When I started photographing the suitcases, I really had no idea what I was doing, or where the project would go. Very early on, Craig Williams introduced me to poet and psychiatrist Dr. Karen Miller, and it has been amazing to “share” the suitcases with her over the five plus years that we have had access to the collection. Because of her, I was included in the Exploratorium Exhibit in San Francisco, and because of her, I gained so much insight into the lives of the patients at Willard. She has illuminated the human side of the folks who, in many cases, lived their entire lives at the institution.
I have always seen the suitcases and their contents as a reflection of who the patients were before, and during their time at Willard. Because Karen went through the lengthly and difficult process of gaining access to the medical records of the suitcase owners, she was able to explore the clinical and bureaucratic side of their lives. On many occasions, we worked side by side at the museum storage facility in Rotterdam and were able to talk about what inspired us about the collection.
In many ways, I didn’t want to learn too much about the reason these folks ended up at Willard, since it was important to me to feel a connection to them through their possessions.
So it was with some trepidation that Peg Ross and I made arrangements to spend the day in the New York State Archives photographing some of the massive case files of the suitcases owners. Karen spent quite a bit of time getting Peg and me access to this otherwise closed collection, and I want to thank her so much for her efforts. It was a remarkable day, and so nice to be working close to Karen again.
I am still not sure what I will do with these photos, but I do know that they’ll eventually be a part of whatever happens with my work on the suitcases.
As I was profusely thanking Karen for all that she has contributed to my work on the collection, she remarked on something that really resonated with me. I’ll paraphrase here, but she said something to the effect that the most important things she has done in her life have been in collaboration with others. I feel that so deeply. Without Craig Williams, I would never had been able to begin the project. Without Peggy Ross I would never have photographed the entire collection, and without Karen I wouldn’t have anywhere near the insight as to what life as a patient at Willard would have been like. It is so fulfilling to be part of a team of such creative, smart, and great people, and I am so grateful to each for their help and support.
This case belongs to Margaret D, and she clearly liked beautiful underthings. It is difficult to describe just how wonderful the fabric in these garments felt to the touch.
Margaret was a nurse before she came to Willard, and she also brought along a massive collection of highly starched nurses uniforms.
There had to have been at least 50 of these uniforms, and they were all folded nicely.

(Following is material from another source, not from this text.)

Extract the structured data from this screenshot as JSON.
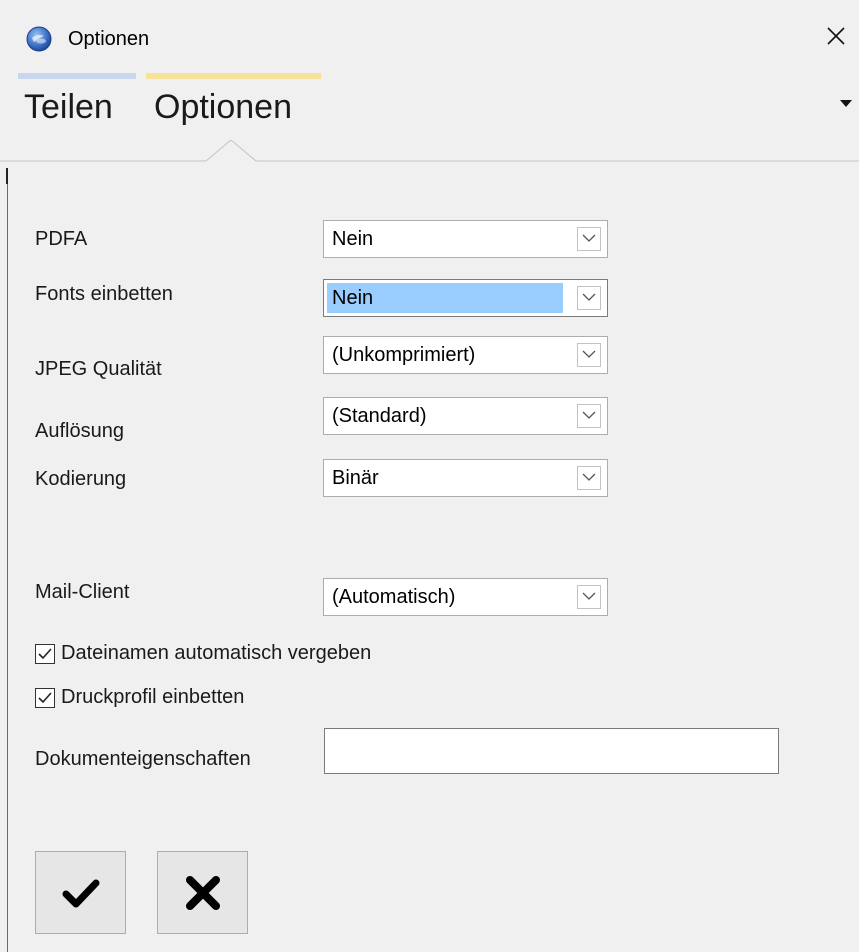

I first met Zoë Crossland shortly after she backed the first suitcases Kickstarter campaign. She is an anthropology professor at Columbia University and has invited me on two different occasions to speak to her department about the suitcases. Both visits were amazing, and I learned so much about the project from hearing what the faculty and staff had to say. Over a year ago we started a dialogue about the project with hopes of getting it published. Six months ago the Journal of Contemporary Archeology agreed to do so, and the online version was released late last week. Here is a link to see a pdf of the article. Scroll down to “Download Media” and click on the little icon next to “PDF”. I am so proud to be a part of this as I think Zoë did a fantastic job of connecting my photographs with her interests as an archeologist/anthropologist. There will be a print version available soon which can be ordered through the JCA.
Thanks for following. I have been getting quite a few new subscribers to this site, so as a reminder, you can check out The Willard Suitcases site here.